Illegal Renting Practices Unchallenged

Caleb Nelson

Credit check and application fees are common aspects of rental agreements in Massachusetts; the problem is that they are illegal. Renters wanting to challenge these fees find themselves facing a concrete barrier of business-as-usual, as well as legislators and landlords who are unwilling to listen.

According to MGL Chapter 186, Section 15B, no landlord may require a perspective tenant to pay any amount in excess of first and last month’s rent, a security deposit, and the cost of changing the locks on the apartment.

An extra fee for application processing, usually around $25, may not seem important enough to create a legal battle over, but some argue that it illustrates a trend. Creative charges like this offer incentive for landowners to review a larger pool of applications for the apartments they lease out, which can leave renters in a vulnerable position. It leads to a more selective process, and thus a more intrusive one.

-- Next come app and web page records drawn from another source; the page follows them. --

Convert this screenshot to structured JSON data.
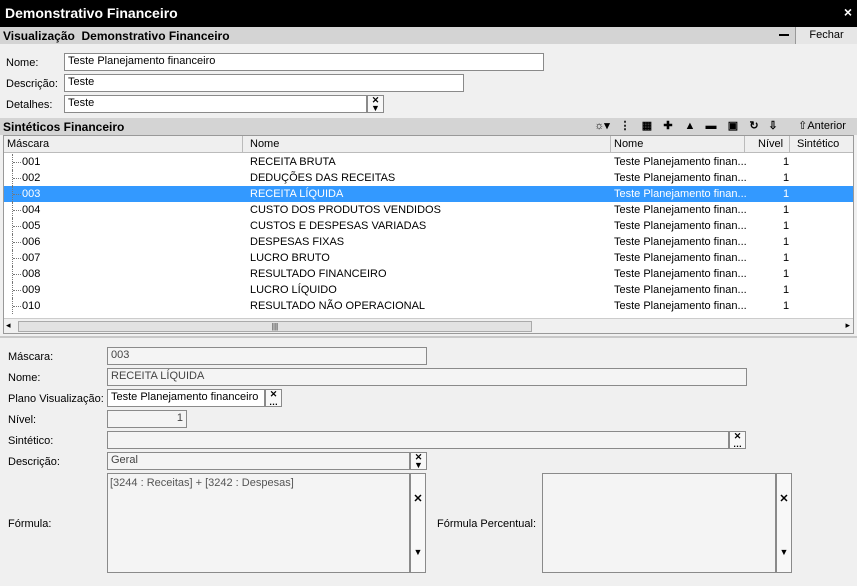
{
  "window": {
    "title": "Demonstrativo Financeiro",
    "close": "×"
  },
  "visualizacao": {
    "header_label": "Visualização",
    "header_name": "Demonstrativo Financeiro",
    "close_button": "Fechar"
  },
  "form": {
    "nome_label": "Nome:",
    "nome_value": "Teste Planejamento financeiro",
    "descricao_label": "Descrição:",
    "descricao_value": "Teste",
    "detalhes_label": "Detalhes:",
    "detalhes_value": "Teste"
  },
  "sinteticos": {
    "header": "Sintéticos Financeiro",
    "toolbar": {
      "anterior": "Anterior"
    },
    "columns": [
      "Máscara",
      "Nome",
      "Nome",
      "Nível",
      "Sintético"
    ],
    "rows": [
      {
        "mascara": "001",
        "nome": "RECEITA BRUTA",
        "plano": "Teste Planejamento finan...",
        "nivel": "1"
      },
      {
        "mascara": "002",
        "nome": "DEDUÇÕES DAS RECEITAS",
        "plano": "Teste Planejamento finan...",
        "nivel": "1"
      },
      {
        "mascara": "003",
        "nome": "RECEITA LÍQUIDA",
        "plano": "Teste Planejamento finan...",
        "nivel": "1"
      },
      {
        "mascara": "004",
        "nome": "CUSTO DOS PRODUTOS VENDIDOS",
        "plano": "Teste Planejamento finan...",
        "nivel": "1"
      },
      {
        "mascara": "005",
        "nome": "CUSTOS E DESPESAS VARIADAS",
        "plano": "Teste Planejamento finan...",
        "nivel": "1"
      },
      {
        "mascara": "006",
        "nome": "DESPESAS FIXAS",
        "plano": "Teste Planejamento finan...",
        "nivel": "1"
      },
      {
        "mascara": "007",
        "nome": "LUCRO BRUTO",
        "plano": "Teste Planejamento finan...",
        "nivel": "1"
      },
      {
        "mascara": "008",
        "nome": "RESULTADO FINANCEIRO",
        "plano": "Teste Planejamento finan...",
        "nivel": "1"
      },
      {
        "mascara": "009",
        "nome": "LUCRO LÍQUIDO",
        "plano": "Teste Planejamento finan...",
        "nivel": "1"
      },
      {
        "mascara": "010",
        "nome": "RESULTADO NÃO OPERACIONAL",
        "plano": "Teste Planejamento finan...",
        "nivel": "1"
      }
    ],
    "selected_index": 2
  },
  "detail": {
    "mascara_label": "Máscara:",
    "mascara_value": "003",
    "nome_label": "Nome:",
    "nome_value": "RECEITA LÍQUIDA",
    "plano_label": "Plano Visualização:",
    "plano_value": "Teste Planejamento financeiro",
    "nivel_label": "Nível:",
    "nivel_value": "1",
    "sintetico_label": "Sintético:",
    "sintetico_value": "",
    "descricao_label": "Descrição:",
    "descricao_value": "Geral",
    "formula_label": "Fórmula:",
    "formula_value": "[3244 : Receitas] + [3242 : Despesas]",
    "formula_percentual_label": "Fórmula Percentual:",
    "formula_percentual_value": ""
  },
  "colors": {
    "selection": "#3399ff",
    "titlebar": "#000000",
    "section": "#d4d4d4"
  }
}
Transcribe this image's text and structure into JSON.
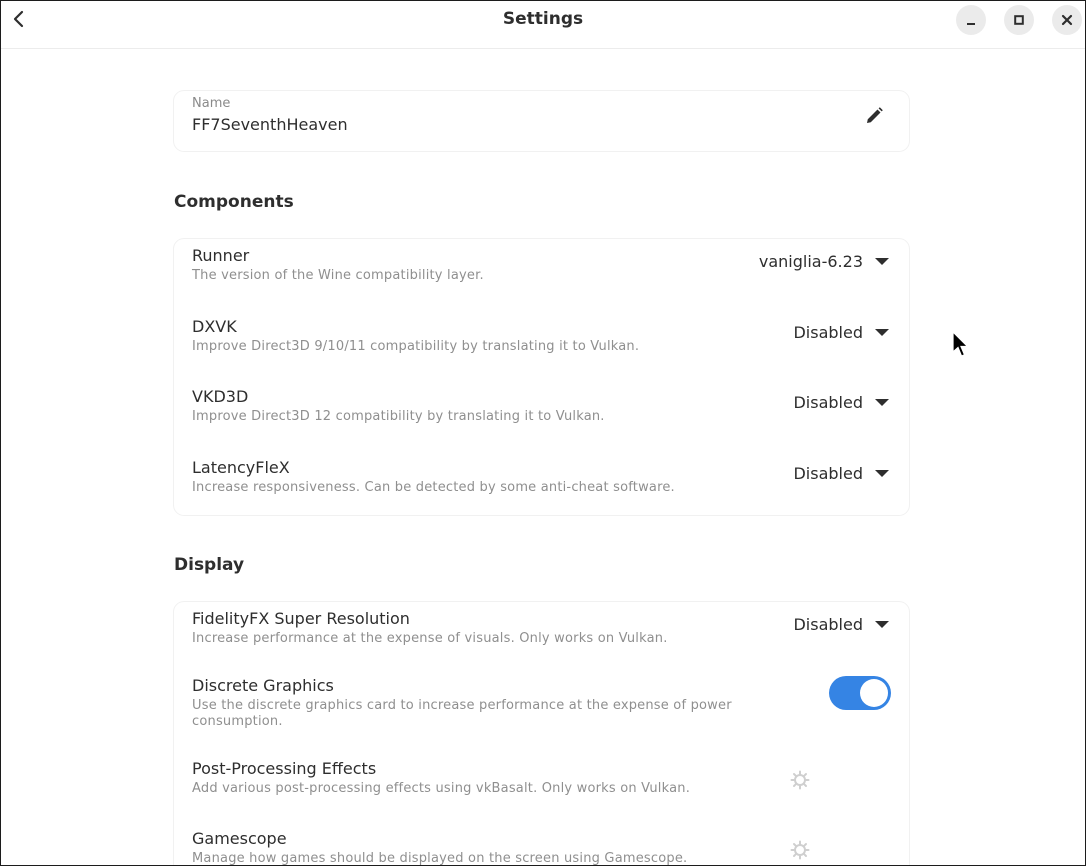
{
  "window": {
    "title": "Settings"
  },
  "name_card": {
    "label": "Name",
    "value": "FF7SeventhHeaven"
  },
  "components": {
    "heading": "Components",
    "items": [
      {
        "title": "Runner",
        "subtitle": "The version of the Wine compatibility layer.",
        "value": "vaniglia-6.23"
      },
      {
        "title": "DXVK",
        "subtitle": "Improve Direct3D 9/10/11 compatibility by translating it to Vulkan.",
        "value": "Disabled"
      },
      {
        "title": "VKD3D",
        "subtitle": "Improve Direct3D 12 compatibility by translating it to Vulkan.",
        "value": "Disabled"
      },
      {
        "title": "LatencyFleX",
        "subtitle": "Increase responsiveness. Can be detected by some anti-cheat software.",
        "value": "Disabled"
      }
    ]
  },
  "display": {
    "heading": "Display",
    "items": [
      {
        "title": "FidelityFX Super Resolution",
        "subtitle": "Increase performance at the expense of visuals. Only works on Vulkan.",
        "value": "Disabled"
      },
      {
        "title": "Discrete Graphics",
        "subtitle": "Use the discrete graphics card to increase performance at the expense of power consumption.",
        "toggle_on": true
      },
      {
        "title": "Post-Processing Effects",
        "subtitle": "Add various post-processing effects using vkBasalt. Only works on Vulkan.",
        "icon": "gear-icon"
      },
      {
        "title": "Gamescope",
        "subtitle": "Manage how games should be displayed on the screen using Gamescope.",
        "icon": "gear-icon"
      }
    ]
  },
  "colors": {
    "accent": "#3584e4",
    "text": "#2e2e2e",
    "subtext": "#8f8f8f"
  }
}
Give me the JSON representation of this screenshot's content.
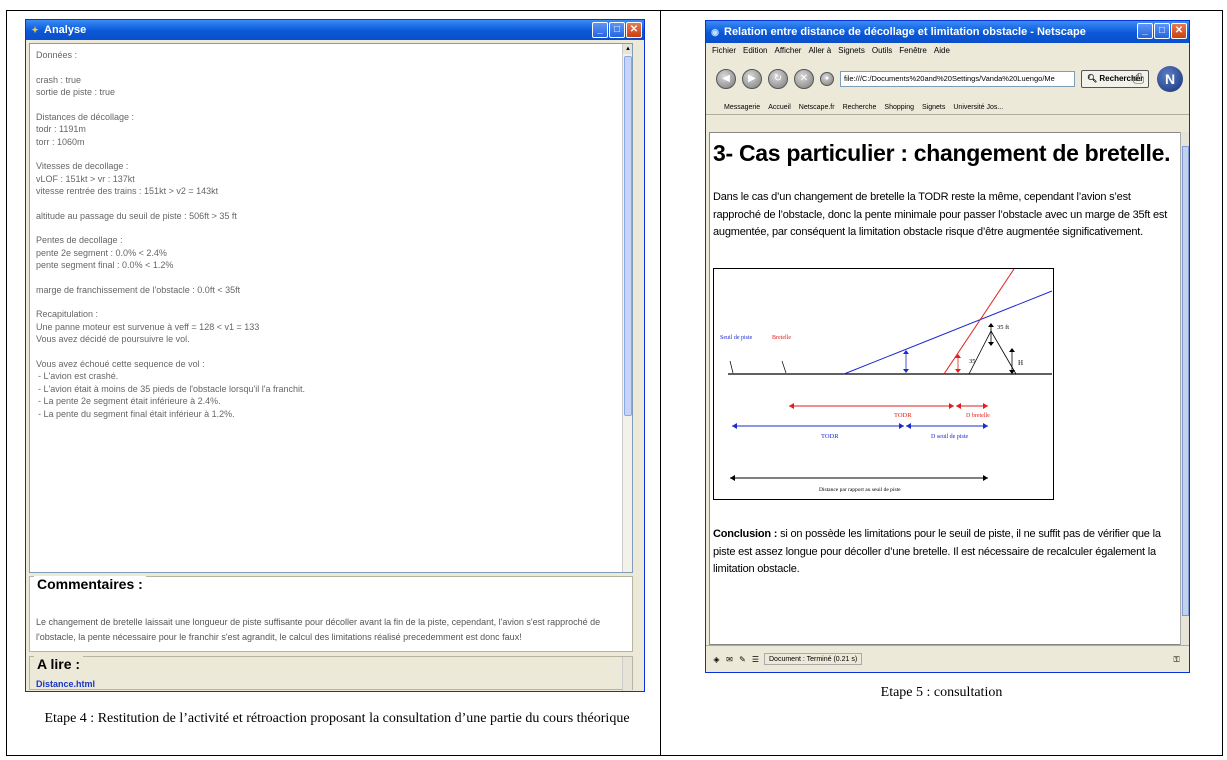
{
  "left_window": {
    "title": "Analyse",
    "body_lines": [
      {
        "text": "Données :",
        "gap_after": true
      },
      {
        "text": "crash : true"
      },
      {
        "text": "sortie de piste : true",
        "gap_after": true
      },
      {
        "text": "Distances de décollage :"
      },
      {
        "text": "todr : 1191m"
      },
      {
        "text": "torr : 1060m",
        "gap_after": true
      },
      {
        "text": "Vitesses de decollage :"
      },
      {
        "text": "vLOF : 151kt > vr : 137kt"
      },
      {
        "text": "vitesse rentrée des trains : 151kt > v2 = 143kt",
        "gap_after": true
      },
      {
        "text": "altitude au passage du seuil de piste : 506ft > 35 ft",
        "gap_after": true
      },
      {
        "text": "Pentes de decollage :"
      },
      {
        "text": "pente 2e segment : 0.0% < 2.4%"
      },
      {
        "text": "pente segment final : 0.0% < 1.2%",
        "gap_after": true
      },
      {
        "text": "marge de franchissement de l'obstacle : 0.0ft < 35ft",
        "gap_after": true
      },
      {
        "text": "Recapitulation :"
      },
      {
        "text": "Une panne moteur est survenue à veff = 128 < v1 = 133"
      },
      {
        "text": "Vous avez décidé de poursuivre le vol.",
        "gap_after": true
      },
      {
        "text": "Vous avez échoué cette sequence de vol :"
      },
      {
        "text": " - L'avion est crashé.",
        "indent": true
      },
      {
        "text": " - L'avion était à moins de 35 pieds de l'obstacle lorsqu'il l'a franchit.",
        "indent": true
      },
      {
        "text": " - La pente 2e segment était inférieure à 2.4%.",
        "indent": true
      },
      {
        "text": " - La pente du segment final était inférieur à 1.2%.",
        "indent": true
      }
    ],
    "comments_title": "Commentaires :",
    "comments_text": "Le changement de bretelle laissait une longueur de piste suffisante pour décoller avant la fin de la piste, cependant, l'avion s'est rapproché de l'obstacle, la pente nécessaire pour le franchir s'est agrandit, le calcul des limitations réalisé precedemment est donc faux!",
    "alire_title": "A lire :",
    "alire_link": "Distance.html"
  },
  "left_caption": "Etape 4 : Restitution de l’activité et rétroaction proposant la consultation d’une partie du cours théorique",
  "right_window": {
    "title": "Relation entre distance de décollage et limitation obstacle - Netscape",
    "menu": [
      "Fichier",
      "Edition",
      "Afficher",
      "Aller à",
      "Signets",
      "Outils",
      "Fenêtre",
      "Aide"
    ],
    "url": "file:///C:/Documents%20and%20Settings/Vanda%20Luengo/Me",
    "search_label": "Rechercher",
    "personal_bar": [
      "Messagerie",
      "Accueil",
      "Netscape.fr",
      "Recherche",
      "Shopping",
      "Signets",
      "Université Jos..."
    ],
    "heading": "3- Cas particulier : changement de bretelle.",
    "paragraph": "Dans le cas d’un changement de bretelle la TODR reste la même, cependant l’avion s’est rapproché de l’obstacle, donc la pente minimale pour passer l’obstacle avec un marge de 35ft est augmentée, par conséquent la limitation obstacle risque d’être augmentée significativement.",
    "diagram": {
      "seuil_label": "Seuil de piste",
      "bretelle_label": "Bretelle",
      "h35_label": "35 ft",
      "h35b_label": "35",
      "h_label": "H",
      "todr_red_label": "TODR",
      "d_bretelle_label": "D bretelle",
      "todr_blue_label": "TODR",
      "d_seuil_label": "D seuil de piste",
      "distance_label": "Distance par rapport au seuil de piste",
      "colors": {
        "red": "#e0201c",
        "blue": "#1a2bd0"
      }
    },
    "conclusion_bold": "Conclusion :",
    "conclusion_text": " si on possède les limitations pour le seuil de piste, il ne suffit pas de vérifier que la piste est assez longue pour décoller d’une bretelle. Il est nécessaire de recalculer également la limitation obstacle.",
    "status": "Document : Terminé (0.21 s)"
  },
  "right_caption": "Etape 5 : consultation"
}
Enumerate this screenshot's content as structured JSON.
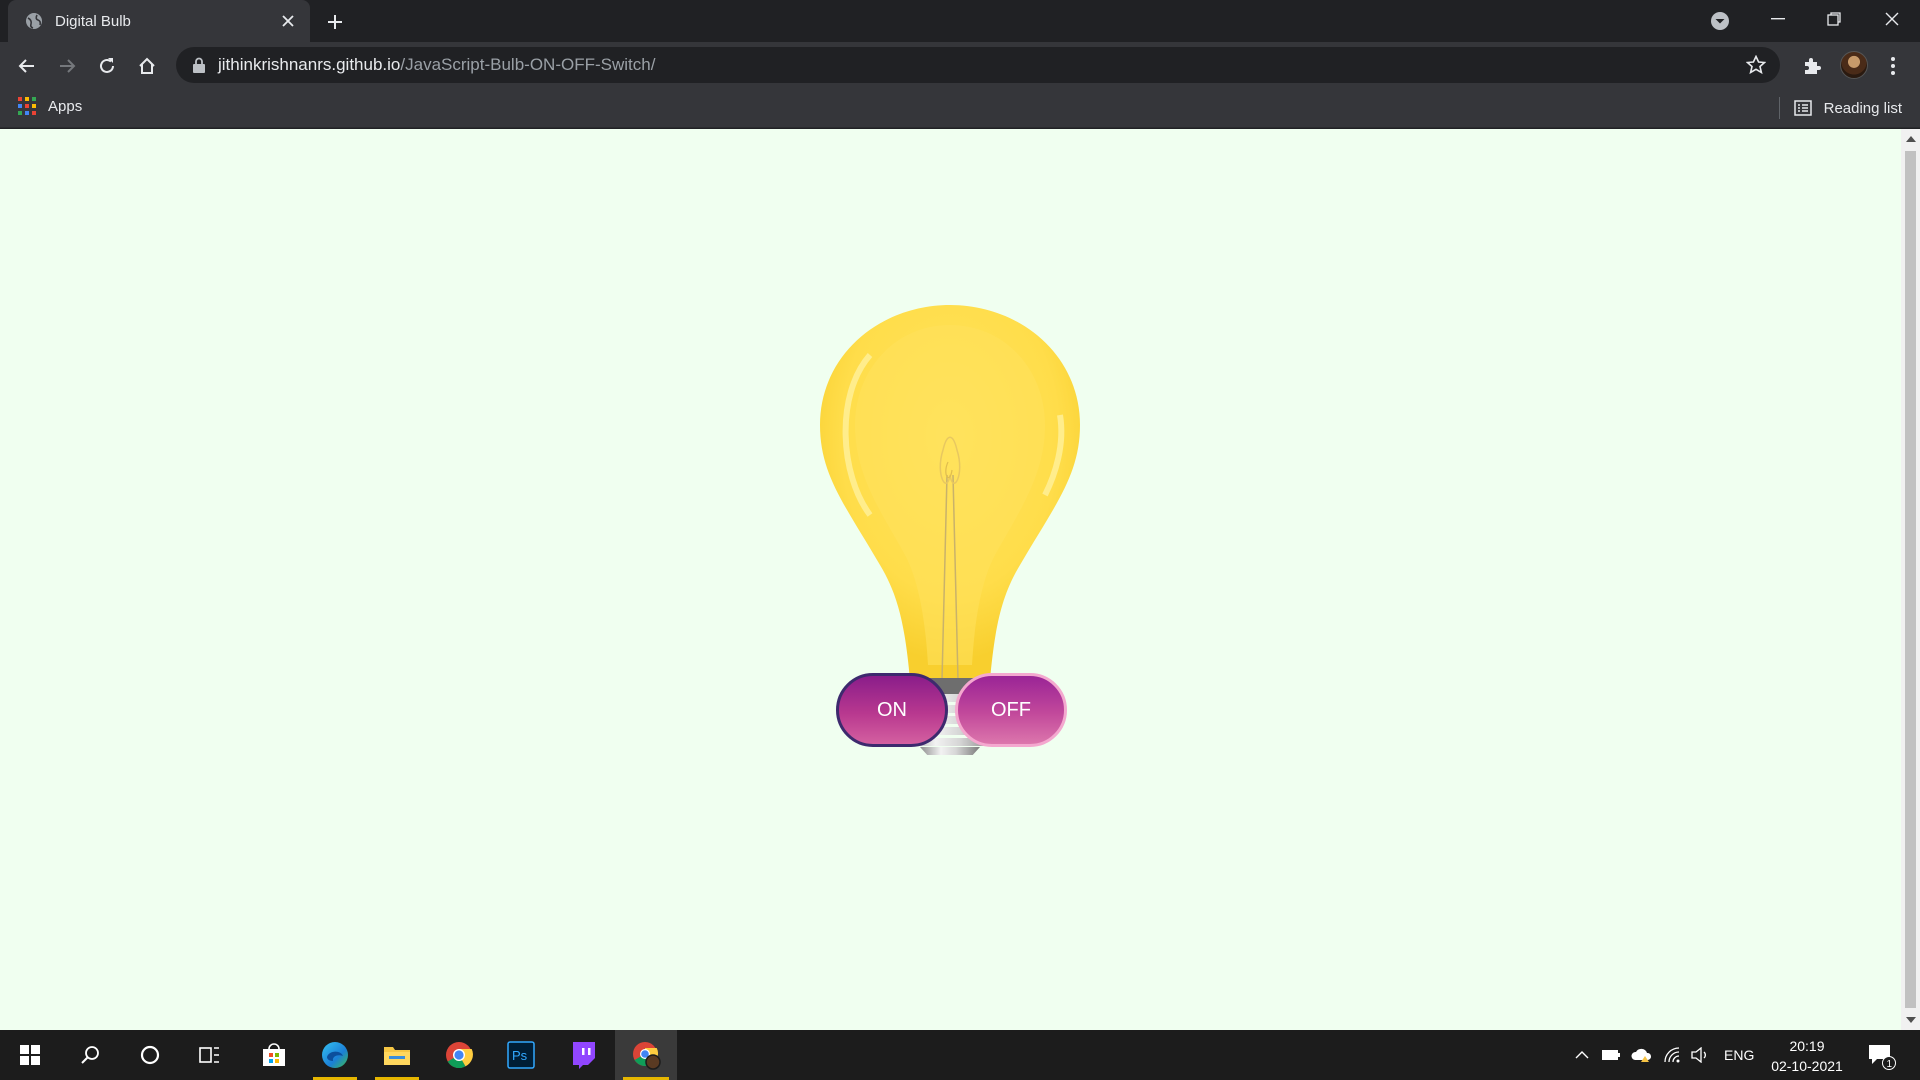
{
  "browser": {
    "tab_title": "Digital Bulb",
    "url_host": "jithinkrishnanrs.github.io",
    "url_path": "/JavaScript-Bulb-ON-OFF-Switch/"
  },
  "bookmarks": {
    "apps_label": "Apps",
    "reading_list_label": "Reading list"
  },
  "page": {
    "background": "#f0fff0",
    "bulb_state": "on",
    "on_label": "ON",
    "off_label": "OFF"
  },
  "taskbar": {
    "language": "ENG",
    "time": "20:19",
    "date": "02-10-2021",
    "notification_count": "1",
    "apps": [
      "start-icon",
      "search-icon",
      "cortana-icon",
      "task-view-icon",
      "microsoft-store-icon",
      "edge-icon",
      "file-explorer-icon",
      "chrome-icon",
      "photoshop-icon",
      "twitch-icon",
      "chrome-profile-icon"
    ]
  }
}
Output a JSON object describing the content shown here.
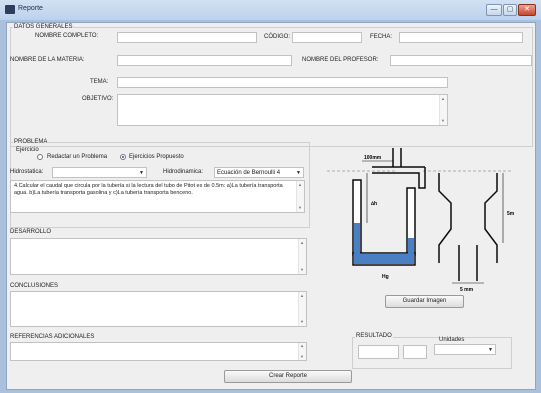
{
  "window": {
    "title": "Reporte",
    "min_glyph": "—",
    "max_glyph": "▢",
    "close_glyph": "✕"
  },
  "datos": {
    "group_label": "DATOS GENERALES",
    "nombre_label": "NOMBRE COMPLETO:",
    "codigo_label": "CÓDIGO:",
    "fecha_label": "FECHA:",
    "materia_label": "NOMBRE DE LA MATERIA:",
    "profesor_label": "NOMBRE DEL PROFESOR:",
    "tema_label": "TEMA:",
    "objetivo_label": "OBJETIVO:"
  },
  "problema": {
    "group_label": "PROBLEMA",
    "ejercicio_label": "Ejercicio",
    "radio_redactar": "Redactar un Problema",
    "radio_ejercicios": "Ejercicios Propuesto",
    "selected_radio": "ejercicios",
    "hidrostatica_label": "Hidrostatica:",
    "hidrostatica_value": "",
    "hidrodinamica_label": "Hidrodinamica:",
    "hidrodinamica_value": "Ecuación de Bernoulli 4",
    "text": "4.Calcular el caudal que circula por la tubería si la lectura del tubo de Pitot es de 0.5m: a)La tubería transporta agua. b)La tubería transporta gasolina y c)La tubería transporta benceno."
  },
  "diagram": {
    "label_100mm": "100mm",
    "label_h": "∆h",
    "label_5m": "5m",
    "label_hg": "Hg",
    "label_5mm": "5 mm"
  },
  "desarrollo": {
    "label": "DESARROLLO"
  },
  "conclusiones": {
    "label": "CONCLUSIONES"
  },
  "referencias": {
    "label": "REFERENCIAS ADICIONALES"
  },
  "resultado": {
    "label": "RESULTADO",
    "unidades_label": "Unidades",
    "unidades_value": ""
  },
  "buttons": {
    "guardar_imagen": "Guardar Imagen",
    "crear_reporte": "Crear Reporte"
  },
  "colors": {
    "liquid": "#4a7fc4",
    "tube": "#0b0b0b",
    "accent_radio": "#1f4fae",
    "frame": "#a9c1dd"
  }
}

The standard Massachusetts Association of Realtors application forms already ask renters for their checking and savings account numbers and balances, their employment history, residence history, social security number, and criminal record among other inquiries and background checks, and at the bottom they require a signature under penalty of perjury. With all this information required of potential tenants, there is little indication of confidentiality obligations on landlords.

Allowing landlords to be more selective when choosing tenants certainly puts them in a stronger position. Extraneous fees that facilitate this are against the law, however a number of real estate agents are under the impression that credit check fees are permitted.

The Attorney General’s office said that they needed a pattern of complaints before they could act on enforcing the law. However, with few renters aware that they do not legally have to pay for a credit check before they are eligible to rent an apartment, it is unlikely that the practice will stop in the near future.